“Deliberate Fire Reduction Plans have been implemented in Levenmouth and Dunfermline City with partner agencies in order to address and reduce operational demand.”
Roddie Keith, Scottish Fire and Rescue Local Senior Officer (LSO), told the committee: “The new figures for the next quarter is looking like there will be a 40% reduction in deliberate fires in the Levenmouth area.
“It does look like a genuine reduction and we want to make sure that we build on that.”
Two fire related deaths also occurred in the last year. One was a woman in her 50s who lived in South West Fife. Officers were unable to detect if she had a smoke detector.
The second was a 93 year old man in Dunfermline who had a smoke alarm.
LSO Keith said: “We are always going to strive to have a zero fatality rate, but that is challenging to achieve. The deaths are in line with last year but are below a four year average.”
The number of people injured due to fires in the home has also increased by eight in year on year comparisons, bringing the total to 40 people.
Of those 40, half required hospital treatment, two of which were serious. Seven of the properties had no fire detection systems and the majority of fires started in the kitchen.
Non-domestic fires has seen a reduction in 22% over the last four years.
LSO Keith added: “We carried out 5809 home safety visits last year against a challenging target of 5000. We make sure they have working smoke detectors and a domestic fire plan.

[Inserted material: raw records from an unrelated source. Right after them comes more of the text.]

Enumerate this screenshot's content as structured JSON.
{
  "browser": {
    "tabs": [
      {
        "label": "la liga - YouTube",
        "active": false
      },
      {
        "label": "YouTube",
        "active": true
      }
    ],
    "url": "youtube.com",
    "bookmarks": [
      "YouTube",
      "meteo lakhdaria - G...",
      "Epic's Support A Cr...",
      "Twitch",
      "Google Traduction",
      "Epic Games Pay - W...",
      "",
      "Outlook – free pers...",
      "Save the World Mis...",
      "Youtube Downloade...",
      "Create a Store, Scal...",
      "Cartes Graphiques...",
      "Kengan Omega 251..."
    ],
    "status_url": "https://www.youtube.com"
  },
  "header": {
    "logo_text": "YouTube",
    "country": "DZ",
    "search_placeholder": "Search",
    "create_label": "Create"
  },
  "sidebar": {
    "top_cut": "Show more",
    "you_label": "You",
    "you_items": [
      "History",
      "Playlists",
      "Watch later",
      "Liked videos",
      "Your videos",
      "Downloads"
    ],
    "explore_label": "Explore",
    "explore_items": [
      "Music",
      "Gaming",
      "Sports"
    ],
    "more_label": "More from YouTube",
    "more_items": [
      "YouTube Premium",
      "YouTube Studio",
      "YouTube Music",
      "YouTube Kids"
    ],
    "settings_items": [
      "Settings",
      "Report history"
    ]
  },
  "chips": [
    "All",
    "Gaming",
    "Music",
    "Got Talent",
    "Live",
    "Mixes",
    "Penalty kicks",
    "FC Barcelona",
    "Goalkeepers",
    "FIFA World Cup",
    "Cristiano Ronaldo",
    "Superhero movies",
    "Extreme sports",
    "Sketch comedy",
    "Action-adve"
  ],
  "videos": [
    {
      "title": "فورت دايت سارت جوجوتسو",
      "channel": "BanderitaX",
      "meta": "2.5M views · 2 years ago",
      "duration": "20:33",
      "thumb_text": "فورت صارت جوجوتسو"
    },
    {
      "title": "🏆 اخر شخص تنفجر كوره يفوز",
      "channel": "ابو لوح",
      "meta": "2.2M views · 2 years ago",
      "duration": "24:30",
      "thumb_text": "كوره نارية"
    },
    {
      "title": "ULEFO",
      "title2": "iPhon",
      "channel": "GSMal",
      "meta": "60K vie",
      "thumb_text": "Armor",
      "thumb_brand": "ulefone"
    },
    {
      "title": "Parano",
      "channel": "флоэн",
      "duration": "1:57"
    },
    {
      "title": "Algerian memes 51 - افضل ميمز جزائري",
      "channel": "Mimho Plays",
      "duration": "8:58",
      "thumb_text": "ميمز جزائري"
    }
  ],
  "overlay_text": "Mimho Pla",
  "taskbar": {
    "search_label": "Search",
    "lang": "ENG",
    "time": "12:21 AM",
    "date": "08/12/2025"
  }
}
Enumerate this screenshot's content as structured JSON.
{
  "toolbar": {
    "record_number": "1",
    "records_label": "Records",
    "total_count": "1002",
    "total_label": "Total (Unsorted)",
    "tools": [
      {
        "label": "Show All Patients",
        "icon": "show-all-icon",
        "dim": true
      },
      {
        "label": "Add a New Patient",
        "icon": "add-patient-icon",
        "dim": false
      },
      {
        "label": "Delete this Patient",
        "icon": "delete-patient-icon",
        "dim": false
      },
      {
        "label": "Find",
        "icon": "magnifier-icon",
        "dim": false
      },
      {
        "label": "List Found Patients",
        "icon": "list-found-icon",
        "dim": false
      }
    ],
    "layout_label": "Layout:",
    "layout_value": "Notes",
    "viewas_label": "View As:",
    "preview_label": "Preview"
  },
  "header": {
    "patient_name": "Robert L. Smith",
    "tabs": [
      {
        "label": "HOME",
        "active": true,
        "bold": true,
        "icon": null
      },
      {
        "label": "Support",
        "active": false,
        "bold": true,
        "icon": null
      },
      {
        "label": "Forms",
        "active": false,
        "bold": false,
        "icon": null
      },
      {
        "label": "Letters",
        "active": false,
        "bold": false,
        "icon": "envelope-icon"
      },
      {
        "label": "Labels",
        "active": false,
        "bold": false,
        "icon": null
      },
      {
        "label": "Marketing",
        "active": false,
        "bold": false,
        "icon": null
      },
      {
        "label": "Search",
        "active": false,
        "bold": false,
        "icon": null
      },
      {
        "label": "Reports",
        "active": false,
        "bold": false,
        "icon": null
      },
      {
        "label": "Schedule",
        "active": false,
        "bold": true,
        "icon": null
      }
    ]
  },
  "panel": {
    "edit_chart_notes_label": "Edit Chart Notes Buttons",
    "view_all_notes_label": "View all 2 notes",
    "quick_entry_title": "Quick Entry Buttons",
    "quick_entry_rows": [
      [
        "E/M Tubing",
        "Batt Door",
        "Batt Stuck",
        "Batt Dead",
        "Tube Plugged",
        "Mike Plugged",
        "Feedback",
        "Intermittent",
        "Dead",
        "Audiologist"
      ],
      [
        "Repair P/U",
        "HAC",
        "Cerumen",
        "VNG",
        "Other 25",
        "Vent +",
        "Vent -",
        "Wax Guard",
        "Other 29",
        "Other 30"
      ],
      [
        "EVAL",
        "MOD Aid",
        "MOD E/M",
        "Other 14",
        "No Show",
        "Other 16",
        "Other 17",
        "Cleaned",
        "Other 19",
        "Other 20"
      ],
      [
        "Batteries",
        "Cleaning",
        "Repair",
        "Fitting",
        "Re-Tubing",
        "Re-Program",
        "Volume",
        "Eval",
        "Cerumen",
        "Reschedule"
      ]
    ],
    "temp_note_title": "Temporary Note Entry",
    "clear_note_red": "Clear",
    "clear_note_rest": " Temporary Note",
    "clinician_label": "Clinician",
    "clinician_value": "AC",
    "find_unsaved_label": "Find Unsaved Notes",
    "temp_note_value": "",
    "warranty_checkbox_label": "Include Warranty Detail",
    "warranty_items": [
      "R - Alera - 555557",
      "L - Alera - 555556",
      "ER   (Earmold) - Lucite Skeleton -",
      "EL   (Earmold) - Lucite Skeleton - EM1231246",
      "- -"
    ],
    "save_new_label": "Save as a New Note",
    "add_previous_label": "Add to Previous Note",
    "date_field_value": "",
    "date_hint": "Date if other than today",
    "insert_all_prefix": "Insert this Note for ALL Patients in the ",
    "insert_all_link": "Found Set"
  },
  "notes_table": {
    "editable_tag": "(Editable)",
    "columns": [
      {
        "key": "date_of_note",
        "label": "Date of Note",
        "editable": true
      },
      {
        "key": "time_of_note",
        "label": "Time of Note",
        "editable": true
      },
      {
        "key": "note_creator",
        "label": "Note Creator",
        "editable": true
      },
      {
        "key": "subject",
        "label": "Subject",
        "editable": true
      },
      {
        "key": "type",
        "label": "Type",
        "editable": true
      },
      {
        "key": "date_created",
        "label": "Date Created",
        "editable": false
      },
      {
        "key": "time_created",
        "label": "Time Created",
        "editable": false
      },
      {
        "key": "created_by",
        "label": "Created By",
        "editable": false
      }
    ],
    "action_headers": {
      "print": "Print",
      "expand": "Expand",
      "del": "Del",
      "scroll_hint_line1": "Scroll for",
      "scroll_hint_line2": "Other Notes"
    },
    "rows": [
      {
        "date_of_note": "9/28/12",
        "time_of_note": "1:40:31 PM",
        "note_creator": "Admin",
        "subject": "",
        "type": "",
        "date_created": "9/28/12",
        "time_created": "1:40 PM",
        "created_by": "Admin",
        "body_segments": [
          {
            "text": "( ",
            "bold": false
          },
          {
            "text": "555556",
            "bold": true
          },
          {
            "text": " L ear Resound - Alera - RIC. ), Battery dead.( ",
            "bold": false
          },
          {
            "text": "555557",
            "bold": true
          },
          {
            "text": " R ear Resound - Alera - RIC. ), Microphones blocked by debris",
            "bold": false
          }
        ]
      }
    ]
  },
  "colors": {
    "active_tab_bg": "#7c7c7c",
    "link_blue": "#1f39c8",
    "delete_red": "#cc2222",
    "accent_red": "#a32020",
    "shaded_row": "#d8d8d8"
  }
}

“There are a number of initiatives we have, intended to reduce fires, including engaging the education departments to get the fire safety message across.”